(7) Comments on gang activities in our community have been included in many past Grand Jury reports over the years. We wonder if the current surge of violent gang activity might have been avoided if we had built a local juvenile correctional facility many years ago when it was first proposed?
(8) It would be very enlightening and beneficial for all members of the Hamilton County Commission if they toured the entire Jail, Silverdale and Juvenile Justice Center on a regular basis, just as the Grand Jury does. They cannot possibly appreciate or truly understand the situations or critical needs of the facilities without ever going through them. Commissioners are welcome to join the Grand Jury on their next facility visits.
(9) We seriously think that Grand Jurors deserve more equitable payment for their months of service to our community. $13 per day is about enough to cover the cost of lunch downtown. We also feel very strongly that the County should pay for our lunch when we are out on our facility visits ¡V 2 Grand Jury panels 3 times a year. They pay for the lunch of people serving on regular trial juries, so why not us? It is bad enough that we have to pay for our own coffee and supplies during our Grand Jury term. The pay for Grand Jury service should be increased AND lunch for Grand Jurors during the required facility visits should be paid for by Hamilton County. We do appreciate it very much that our parking is paid for by the County.
We thank the following people for their assistance and support during our term:
„h Amy Northern, Edna Camp, Gwen Tidwell and the staff of the Criminal Court Clerk¡¦s Office; Jamie Brown and Peggy Hudson of the District Attorney¡¦s Office; Court Liaison Officers SGT Brenda Hafley and SGT Lee Robbs of the Chattanooga Police Dept.; the Officers of the Sheriff¡¦s Dept.

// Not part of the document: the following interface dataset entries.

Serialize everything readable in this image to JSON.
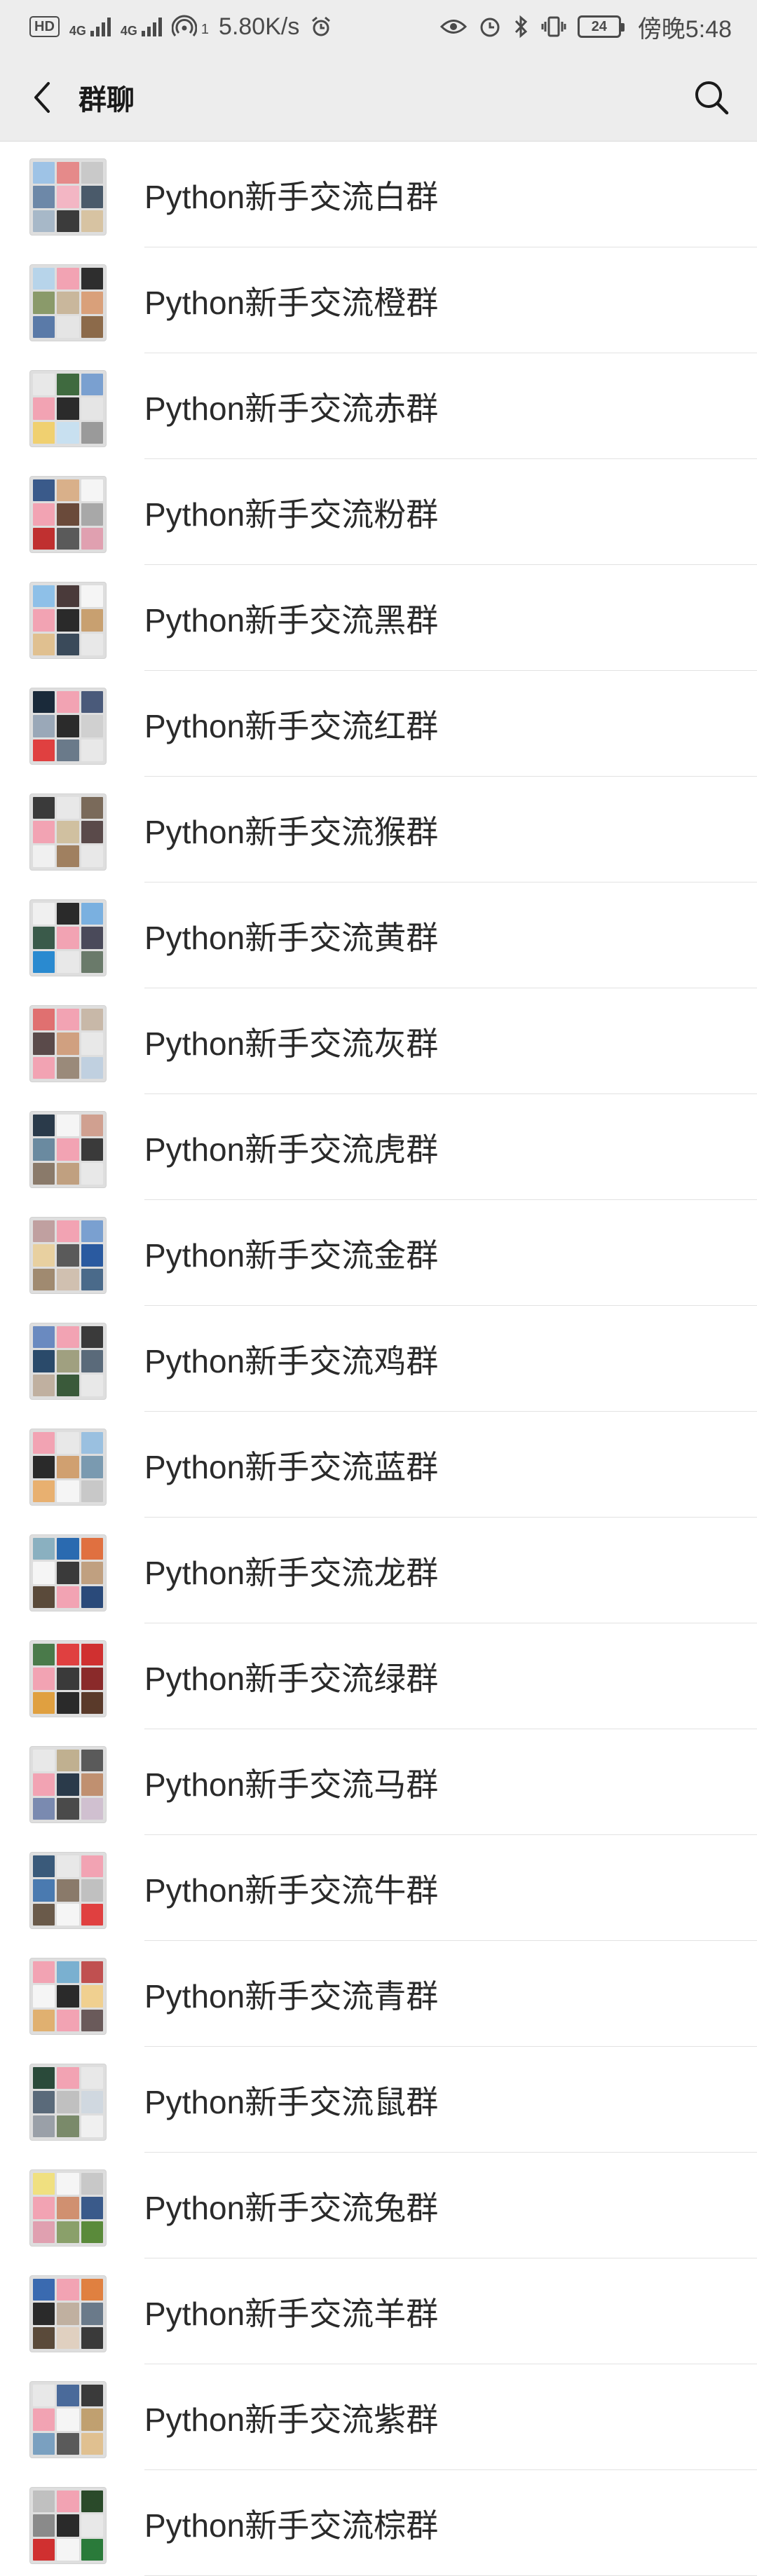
{
  "status_bar": {
    "hd": "HD",
    "net_1": "4G",
    "net_2": "4G",
    "hotspot_count": "1",
    "speed": "5.80K/s",
    "battery": "24",
    "time": "傍晚5:48"
  },
  "header": {
    "title": "群聊"
  },
  "groups": [
    {
      "name": "Python新手交流白群",
      "tiles": [
        "#9ec3e6",
        "#e58a8a",
        "#c9c9c9",
        "#6d88a8",
        "#f3b6c4",
        "#4a5a6a",
        "#a7b8c8",
        "#3b3b3b",
        "#d7c3a2"
      ]
    },
    {
      "name": "Python新手交流橙群",
      "tiles": [
        "#b7d4ea",
        "#f2a3b3",
        "#2e2e2e",
        "#8a9a6a",
        "#c9b79c",
        "#d9a07a",
        "#5a7aa8",
        "#e5e5e5",
        "#8c6a4a"
      ]
    },
    {
      "name": "Python新手交流赤群",
      "tiles": [
        "#e8e8e8",
        "#3f6a3f",
        "#7aa0d0",
        "#f2a3b3",
        "#2b2b2b",
        "#e5e5e5",
        "#f0d070",
        "#c8e0f0",
        "#9a9a9a"
      ]
    },
    {
      "name": "Python新手交流粉群",
      "tiles": [
        "#3a5a8a",
        "#d9b08a",
        "#f5f5f5",
        "#f2a3b3",
        "#6a4a3a",
        "#a8a8a8",
        "#c03030",
        "#5a5a5a",
        "#e0a0b0"
      ]
    },
    {
      "name": "Python新手交流黑群",
      "tiles": [
        "#8ec0e8",
        "#4a3a3a",
        "#f5f5f5",
        "#f2a3b3",
        "#2a2a2a",
        "#c8a070",
        "#e0c090",
        "#3a4a5a",
        "#e8e8e8"
      ]
    },
    {
      "name": "Python新手交流红群",
      "tiles": [
        "#1a2a3a",
        "#f2a3b3",
        "#4a5a7a",
        "#9aa8b8",
        "#2b2b2b",
        "#d0d0d0",
        "#e04040",
        "#6a7a8a",
        "#e8e8e8"
      ]
    },
    {
      "name": "Python新手交流猴群",
      "tiles": [
        "#3a3a3a",
        "#e8e8e8",
        "#7a6a5a",
        "#f2a3b3",
        "#d0c0a0",
        "#5a4a4a",
        "#f0f0f0",
        "#a08060",
        "#e8e8e8"
      ]
    },
    {
      "name": "Python新手交流黄群",
      "tiles": [
        "#f0f0f0",
        "#2a2a2a",
        "#7ab0e0",
        "#3a5a4a",
        "#f2a3b3",
        "#4a4a5a",
        "#2a8ad0",
        "#e8e8e8",
        "#6a7a6a"
      ]
    },
    {
      "name": "Python新手交流灰群",
      "tiles": [
        "#e07070",
        "#f2a3b3",
        "#c8b8a8",
        "#5a4a4a",
        "#d0a080",
        "#e8e8e8",
        "#f2a3b3",
        "#9a8a7a",
        "#c0d0e0"
      ]
    },
    {
      "name": "Python新手交流虎群",
      "tiles": [
        "#2a3a4a",
        "#f5f5f5",
        "#d0a090",
        "#6a8aa0",
        "#f2a3b3",
        "#3a3a3a",
        "#8a7a6a",
        "#c0a080",
        "#e8e8e8"
      ]
    },
    {
      "name": "Python新手交流金群",
      "tiles": [
        "#c0a0a0",
        "#f2a3b3",
        "#7aa0d0",
        "#e8d0a0",
        "#5a5a5a",
        "#2a5aa0",
        "#a08a70",
        "#d0c0b0",
        "#4a6a8a"
      ]
    },
    {
      "name": "Python新手交流鸡群",
      "tiles": [
        "#6a8ac0",
        "#f2a3b3",
        "#3a3a3a",
        "#2a4a6a",
        "#a0a080",
        "#5a6a7a",
        "#c0b0a0",
        "#3a5a3a",
        "#e8e8e8"
      ]
    },
    {
      "name": "Python新手交流蓝群",
      "tiles": [
        "#f2a3b3",
        "#e8e8e8",
        "#9ac0e0",
        "#2a2a2a",
        "#d0a070",
        "#7a9ab0",
        "#e8b070",
        "#f5f5f5",
        "#c8c8c8"
      ]
    },
    {
      "name": "Python新手交流龙群",
      "tiles": [
        "#8ab0c0",
        "#2a6ab0",
        "#e07040",
        "#f5f5f5",
        "#3a3a3a",
        "#c0a080",
        "#5a4a3a",
        "#f2a3b3",
        "#2a4a7a"
      ]
    },
    {
      "name": "Python新手交流绿群",
      "tiles": [
        "#4a7a4a",
        "#e04040",
        "#d03030",
        "#f2a3b3",
        "#3a3a3a",
        "#8a2a2a",
        "#e0a040",
        "#2a2a2a",
        "#5a3a2a"
      ]
    },
    {
      "name": "Python新手交流马群",
      "tiles": [
        "#e8e8e8",
        "#c0b090",
        "#5a5a5a",
        "#f2a3b3",
        "#2a3a4a",
        "#c09070",
        "#7a8ab0",
        "#4a4a4a",
        "#d0c0d0"
      ]
    },
    {
      "name": "Python新手交流牛群",
      "tiles": [
        "#3a5a7a",
        "#e8e8e8",
        "#f2a3b3",
        "#4a7ab0",
        "#8a7a6a",
        "#c0c0c0",
        "#6a5a4a",
        "#f5f5f5",
        "#e04040"
      ]
    },
    {
      "name": "Python新手交流青群",
      "tiles": [
        "#f2a3b3",
        "#7ab0d0",
        "#c05050",
        "#f5f5f5",
        "#2a2a2a",
        "#f0d090",
        "#e0b070",
        "#f2a3b3",
        "#6a5a5a"
      ]
    },
    {
      "name": "Python新手交流鼠群",
      "tiles": [
        "#2a4a3a",
        "#f2a3b3",
        "#e8e8e8",
        "#5a6a7a",
        "#c0c0c0",
        "#d0d8e0",
        "#9aa0a8",
        "#7a8a6a",
        "#f0f0f0"
      ]
    },
    {
      "name": "Python新手交流兔群",
      "tiles": [
        "#f0e080",
        "#f5f5f5",
        "#c8c8c8",
        "#f2a3b3",
        "#d09070",
        "#3a5a8a",
        "#e0a0b0",
        "#8aa06a",
        "#5a8a3a"
      ]
    },
    {
      "name": "Python新手交流羊群",
      "tiles": [
        "#3a6ab0",
        "#f2a3b3",
        "#e08040",
        "#2a2a2a",
        "#c0b0a0",
        "#6a7a8a",
        "#5a4a3a",
        "#e0d0c0",
        "#3a3a3a"
      ]
    },
    {
      "name": "Python新手交流紫群",
      "tiles": [
        "#e8e8e8",
        "#4a6a9a",
        "#3a3a3a",
        "#f2a3b3",
        "#f5f5f5",
        "#c0a070",
        "#7aa0c0",
        "#5a5a5a",
        "#e0c090"
      ]
    },
    {
      "name": "Python新手交流棕群",
      "tiles": [
        "#c0c0c0",
        "#f2a3b3",
        "#2a4a2a",
        "#8a8a8a",
        "#2a2a2a",
        "#e8e8e8",
        "#d03030",
        "#f5f5f5",
        "#2a7a3a"
      ]
    }
  ]
}
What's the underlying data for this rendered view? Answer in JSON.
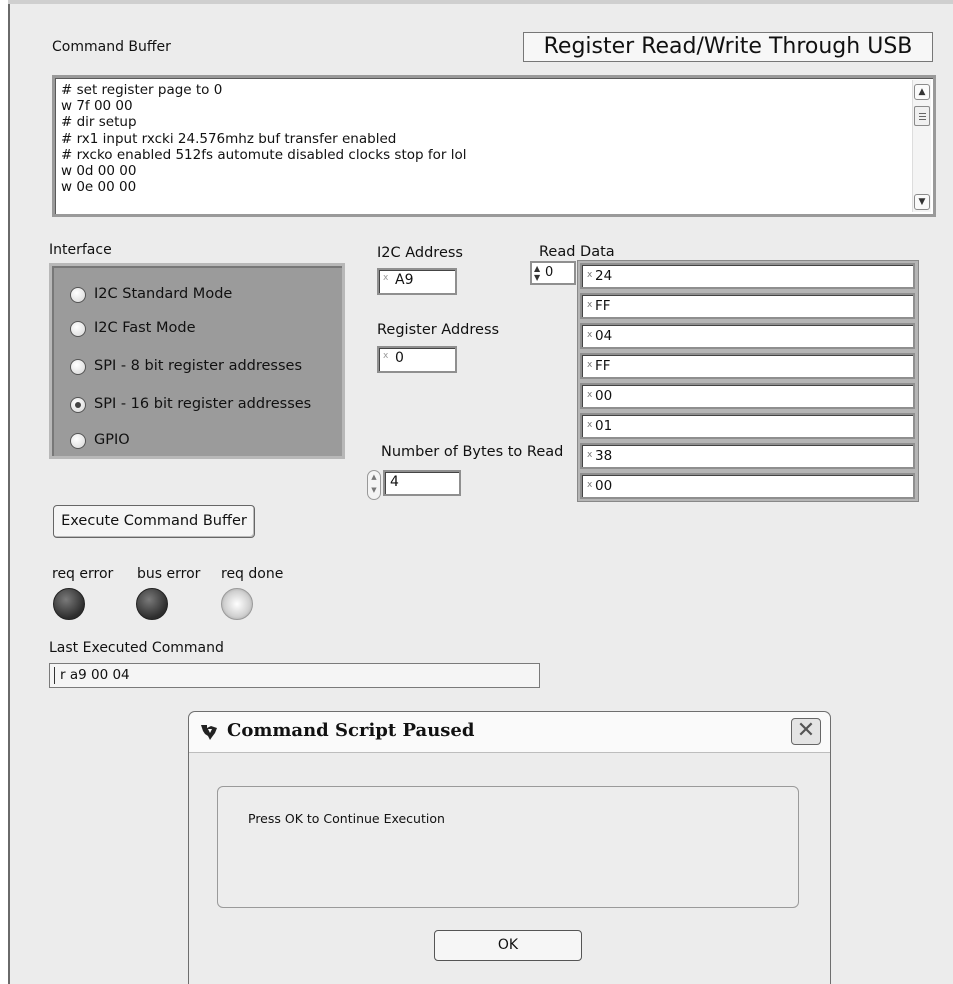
{
  "title": "Register Read/Write Through USB",
  "command_buffer": {
    "label": "Command Buffer",
    "lines": [
      "# set register page to 0",
      "w 7f 00 00",
      "# dir setup",
      "# rx1 input rxcki 24.576mhz buf transfer enabled",
      "# rxcko enabled 512fs automute disabled clocks stop for lol",
      "w 0d 00 00",
      "w 0e 00 00"
    ]
  },
  "interface": {
    "label": "Interface",
    "options": [
      {
        "label": "I2C Standard Mode",
        "selected": false
      },
      {
        "label": "I2C Fast Mode",
        "selected": false
      },
      {
        "label": "SPI - 8 bit register addresses",
        "selected": false
      },
      {
        "label": "SPI - 16 bit register addresses",
        "selected": true
      },
      {
        "label": "GPIO",
        "selected": false
      }
    ]
  },
  "i2c_address": {
    "label": "I2C Address",
    "value": "A9"
  },
  "register_address": {
    "label": "Register Address",
    "value": "0"
  },
  "bytes_to_read": {
    "label": "Number of Bytes to Read",
    "value": "4"
  },
  "read_data": {
    "label": "Read Data",
    "index": "0",
    "values": [
      "24",
      "FF",
      "04",
      "FF",
      "00",
      "01",
      "38",
      "00"
    ]
  },
  "execute_button": {
    "label": "Execute Command Buffer"
  },
  "indicators": [
    {
      "label": "req error",
      "state": "off"
    },
    {
      "label": "bus error",
      "state": "off"
    },
    {
      "label": "req done",
      "state": "on"
    }
  ],
  "last_command": {
    "label": "Last Executed Command",
    "value": "r a9 00 04"
  },
  "dialog": {
    "title": "Command Script Paused",
    "message": "Press OK to Continue Execution",
    "ok_label": "OK",
    "close_glyph": "✕"
  }
}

Civil Process Division; and the Courts Building Security Officers and personnel.
„h Sheriff¡¦s Deputy Mike Jones who assisted with the daily Grand Jury witness list.
„h Sheriff¡¦s Deputy David Newman, our driver-escort to the facility tours.
„h Administration and staff members who conducted our tours through CCA Silverdale, Juvenile Justice Center, Community Corrections, and the Jail. We appreciate their time and very informative facility tours.
„h Law enforcement for their tireless and dangerous efforts on behalf of all of us. To those officers injured on duty, we wish you a successful recovery. To the many officers who have been, are now, or will soon be deployed in the U.S. military, we salute and thank you for your service to our country.
„h John Wilson and his online news website Chattanoogan.com for publishing the Grand Jury Final Reports in their entirety. We appreciate that very much.
„h Carolyn Orr for taking the official notes for our group this term. We certainly recommend that the member of the Grand Jury who handles that required, important, very busy position receive more money each week.
„h Assistant D.A.¡¦s Bill West, Rex Sparks and Dave Denny, and Foreman Marsha Crabtree, for their guidance, assistance and explanations during our sessions this term.
Respectfully submitted by the members of the
HAMILTON COUNTY REGULAR GRAND JURY,